*Work to complete*
Down to the last line, print the material below verbatim.
(Data provided Opens)
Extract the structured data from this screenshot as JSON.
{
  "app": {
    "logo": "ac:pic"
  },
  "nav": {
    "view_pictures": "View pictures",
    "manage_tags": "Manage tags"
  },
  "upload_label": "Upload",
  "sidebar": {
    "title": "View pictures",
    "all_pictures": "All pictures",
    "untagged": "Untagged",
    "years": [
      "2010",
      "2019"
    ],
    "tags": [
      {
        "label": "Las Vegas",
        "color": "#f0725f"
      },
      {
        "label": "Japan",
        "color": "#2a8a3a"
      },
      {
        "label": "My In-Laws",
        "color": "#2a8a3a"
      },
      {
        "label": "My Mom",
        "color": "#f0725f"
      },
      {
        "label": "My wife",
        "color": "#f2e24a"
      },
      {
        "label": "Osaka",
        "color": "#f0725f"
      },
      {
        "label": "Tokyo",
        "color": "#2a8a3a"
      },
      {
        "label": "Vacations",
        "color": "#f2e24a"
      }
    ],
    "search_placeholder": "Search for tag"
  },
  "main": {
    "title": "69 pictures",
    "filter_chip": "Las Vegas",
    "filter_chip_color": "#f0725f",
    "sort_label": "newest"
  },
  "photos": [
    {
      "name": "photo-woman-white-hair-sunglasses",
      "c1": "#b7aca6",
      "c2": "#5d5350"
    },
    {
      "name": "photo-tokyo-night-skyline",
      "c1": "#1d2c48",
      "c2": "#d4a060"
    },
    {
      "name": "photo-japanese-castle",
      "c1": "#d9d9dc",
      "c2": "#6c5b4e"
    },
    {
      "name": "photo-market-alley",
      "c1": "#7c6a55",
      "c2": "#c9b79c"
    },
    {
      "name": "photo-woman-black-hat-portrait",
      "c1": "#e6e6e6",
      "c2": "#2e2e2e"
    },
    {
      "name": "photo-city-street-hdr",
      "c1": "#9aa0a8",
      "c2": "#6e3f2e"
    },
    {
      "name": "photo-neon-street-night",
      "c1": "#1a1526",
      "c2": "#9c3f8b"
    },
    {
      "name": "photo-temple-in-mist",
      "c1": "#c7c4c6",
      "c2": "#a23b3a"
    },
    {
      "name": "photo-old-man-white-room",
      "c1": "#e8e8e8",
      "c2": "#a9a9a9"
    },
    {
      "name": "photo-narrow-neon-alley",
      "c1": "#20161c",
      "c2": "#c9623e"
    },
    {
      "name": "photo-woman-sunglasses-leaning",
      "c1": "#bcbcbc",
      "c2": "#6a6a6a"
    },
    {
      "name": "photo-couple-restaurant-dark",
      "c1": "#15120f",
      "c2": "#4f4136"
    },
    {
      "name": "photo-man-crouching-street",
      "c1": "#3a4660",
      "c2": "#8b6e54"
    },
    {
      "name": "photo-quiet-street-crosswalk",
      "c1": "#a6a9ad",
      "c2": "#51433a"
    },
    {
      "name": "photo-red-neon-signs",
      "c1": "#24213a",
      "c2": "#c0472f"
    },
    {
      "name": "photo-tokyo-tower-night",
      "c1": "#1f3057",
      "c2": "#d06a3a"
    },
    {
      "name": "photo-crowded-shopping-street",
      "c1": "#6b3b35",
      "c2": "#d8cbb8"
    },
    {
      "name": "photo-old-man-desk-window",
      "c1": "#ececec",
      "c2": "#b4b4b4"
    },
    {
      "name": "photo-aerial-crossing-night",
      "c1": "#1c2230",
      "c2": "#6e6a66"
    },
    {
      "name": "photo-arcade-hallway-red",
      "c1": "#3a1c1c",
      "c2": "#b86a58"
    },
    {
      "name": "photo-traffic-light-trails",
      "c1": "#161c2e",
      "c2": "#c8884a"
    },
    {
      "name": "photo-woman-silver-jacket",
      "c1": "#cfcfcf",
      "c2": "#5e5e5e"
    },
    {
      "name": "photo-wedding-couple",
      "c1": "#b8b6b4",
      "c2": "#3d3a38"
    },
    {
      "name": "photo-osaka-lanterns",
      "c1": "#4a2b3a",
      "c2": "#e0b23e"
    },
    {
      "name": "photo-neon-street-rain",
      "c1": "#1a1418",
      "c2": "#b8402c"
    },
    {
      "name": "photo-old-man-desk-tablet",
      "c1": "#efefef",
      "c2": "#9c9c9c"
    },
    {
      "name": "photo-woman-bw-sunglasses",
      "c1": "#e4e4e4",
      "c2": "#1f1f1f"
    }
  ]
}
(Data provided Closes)
*Written response*
Extract the structured data from this screenshot as JSON.
{
  "app": {
    "logo": "ac:pic"
  },
  "nav": {
    "view_pictures": "View pictures",
    "manage_tags": "Manage tags"
  },
  "upload_label": "Upload",
  "sidebar": {
    "title": "View pictures",
    "all_pictures": "All pictures",
    "untagged": "Untagged",
    "years": [
      "2010",
      "2019"
    ],
    "tags": [
      {
        "label": "Las Vegas",
        "color": "#f0725f"
      },
      {
        "label": "Japan",
        "color": "#2a8a3a"
      },
      {
        "label": "My In-Laws",
        "color": "#2a8a3a"
      },
      {
        "label": "My Mom",
        "color": "#f0725f"
      },
      {
        "label": "My wife",
        "color": "#f2e24a"
      },
      {
        "label": "Osaka",
        "color": "#f0725f"
      },
      {
        "label": "Tokyo",
        "color": "#2a8a3a"
      },
      {
        "label": "Vacations",
        "color": "#f2e24a"
      }
    ],
    "search_placeholder": "Search for tag"
  },
  "main": {
    "title": "69 pictures",
    "filter_chip": "Las Vegas",
    "filter_chip_color": "#f0725f",
    "sort_label": "newest"
  },
  "photos": [
    {
      "name": "photo-woman-white-hair-sunglasses",
      "c1": "#b7aca6",
      "c2": "#5d5350"
    },
    {
      "name": "photo-tokyo-night-skyline",
      "c1": "#1d2c48",
      "c2": "#d4a060"
    },
    {
      "name": "photo-japanese-castle",
      "c1": "#d9d9dc",
      "c2": "#6c5b4e"
    },
    {
      "name": "photo-market-alley",
      "c1": "#7c6a55",
      "c2": "#c9b79c"
    },
    {
      "name": "photo-woman-black-hat-portrait",
      "c1": "#e6e6e6",
      "c2": "#2e2e2e"
    },
    {
      "name": "photo-city-street-hdr",
      "c1": "#9aa0a8",
      "c2": "#6e3f2e"
    },
    {
      "name": "photo-neon-street-night",
      "c1": "#1a1526",
      "c2": "#9c3f8b"
    },
    {
      "name": "photo-temple-in-mist",
      "c1": "#c7c4c6",
      "c2": "#a23b3a"
    },
    {
      "name": "photo-old-man-white-room",
      "c1": "#e8e8e8",
      "c2": "#a9a9a9"
    },
    {
      "name": "photo-narrow-neon-alley",
      "c1": "#20161c",
      "c2": "#c9623e"
    },
    {
      "name": "photo-woman-sunglasses-leaning",
      "c1": "#bcbcbc",
      "c2": "#6a6a6a"
    },
    {
      "name": "photo-couple-restaurant-dark",
      "c1": "#15120f",
      "c2": "#4f4136"
    },
    {
      "name": "photo-man-crouching-street",
      "c1": "#3a4660",
      "c2": "#8b6e54"
    },
    {
      "name": "photo-quiet-street-crosswalk",
      "c1": "#a6a9ad",
      "c2": "#51433a"
    },
    {
      "name": "photo-red-neon-signs",
      "c1": "#24213a",
      "c2": "#c0472f"
    },
    {
      "name": "photo-tokyo-tower-night",
      "c1": "#1f3057",
      "c2": "#d06a3a"
    },
    {
      "name": "photo-crowded-shopping-street",
      "c1": "#6b3b35",
      "c2": "#d8cbb8"
    },
    {
      "name": "photo-old-man-desk-window",
      "c1": "#ececec",
      "c2": "#b4b4b4"
    },
    {
      "name": "photo-aerial-crossing-night",
      "c1": "#1c2230",
      "c2": "#6e6a66"
    },
    {
      "name": "photo-arcade-hallway-red",
      "c1": "#3a1c1c",
      "c2": "#b86a58"
    },
    {
      "name": "photo-traffic-light-trails",
      "c1": "#161c2e",
      "c2": "#c8884a"
    },
    {
      "name": "photo-woman-silver-jacket",
      "c1": "#cfcfcf",
      "c2": "#5e5e5e"
    },
    {
      "name": "photo-wedding-couple",
      "c1": "#b8b6b4",
      "c2": "#3d3a38"
    },
    {
      "name": "photo-osaka-lanterns",
      "c1": "#4a2b3a",
      "c2": "#e0b23e"
    },
    {
      "name": "photo-neon-street-rain",
      "c1": "#1a1418",
      "c2": "#b8402c"
    },
    {
      "name": "photo-old-man-desk-tablet",
      "c1": "#efefef",
      "c2": "#9c9c9c"
    },
    {
      "name": "photo-woman-bw-sunglasses",
      "c1": "#e4e4e4",
      "c2": "#1f1f1f"
    }
  ]
}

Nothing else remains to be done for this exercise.